Best Actress
Emily Blunt, also in theaters as THE YOUNG VICTORIA was probably in the dread sixth spot for an Oscar nomination this year. So instead of basking in Oscar glory, she's onscreen running from Benicio. (Here comes the most awkward segue-way ever! Ready?) Once Benicio has gobbled her up, which actual Best Actress nominee would he sniff out next? I'm guessing Sandra Bullock since that hairdo requires chemical maintenance.


The Academy generally goes for only a few types of acting stories here: old pro, biopic and breakouts being are among the most common types and all are represented here. Tilda Swinton in Julia has my vote for best of the year. But her film made only $65,000 in theatrical release as opposed to the $77 million average the other actress vehicles took in. No cash means no campaign no Oscar.
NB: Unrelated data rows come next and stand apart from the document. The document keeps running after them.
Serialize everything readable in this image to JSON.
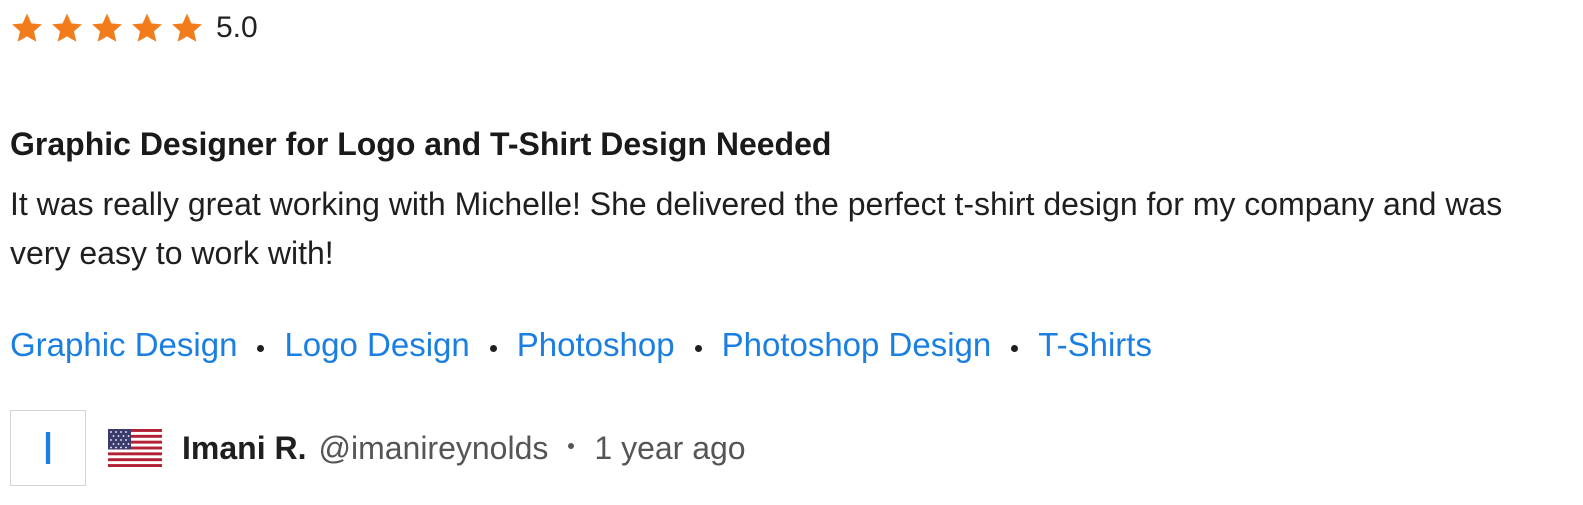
{
  "rating": {
    "stars_filled": 5,
    "stars_total": 5,
    "value_text": "5.0",
    "star_color": "#f27c1b"
  },
  "review": {
    "title": "Graphic Designer for Logo and T-Shirt Design Needed",
    "text": "It was really great working with Michelle! She delivered the perfect t-shirt design for my company and was very easy to work with!"
  },
  "tags": [
    {
      "label": "Graphic Design"
    },
    {
      "label": "Logo Design"
    },
    {
      "label": "Photoshop"
    },
    {
      "label": "Photoshop Design"
    },
    {
      "label": "T-Shirts"
    }
  ],
  "tag_color": "#1a7fe0",
  "reviewer": {
    "avatar_initial": "I",
    "country_flag_icon": "us-flag-icon",
    "name": "Imani R.",
    "handle": "@imanireynolds",
    "time_ago": "1 year ago"
  }
}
The Best Actress Nominees

  • Sandra Bullock, The Blind Side
  • Helen Mirren, The Last Station
  • Carey Mulligan, An Education
  • Gabby Sidibe, Precious
  • Meryl Streep, Julie & Julia

Common wisdom has it that this is now Bullock's to lose with Streep, as ever, as spoiler. Streep has been in the #2 position so many times now one wonders what she'll have to do to finally win another. Bullock has that edge of that all important feverish media backing. She's also got the advantage of carrying a blockbuster in a year when the Academy is widely considered to be trying harder for populism. Mark Harris in a singularly terrific New York Magazine piece on the politics behind Oscar season smartly identifies the embedded narrative of their respective campaigns, calling them "Who'da Thunk It?" (Bullock) and "There Is Now Way on God's Green Earth That This Woman Should Have Fewer Best Actress Oscars Than Hilary Swank" (Streep).

Which woman are you rooting for on March 7th or would you chuck them both to hand the coveted prize to one of the young breakout stars instead?

Posted February 11, 2010 at 5:54pm ETC by Nathaniel Rogers
in Julie Bindel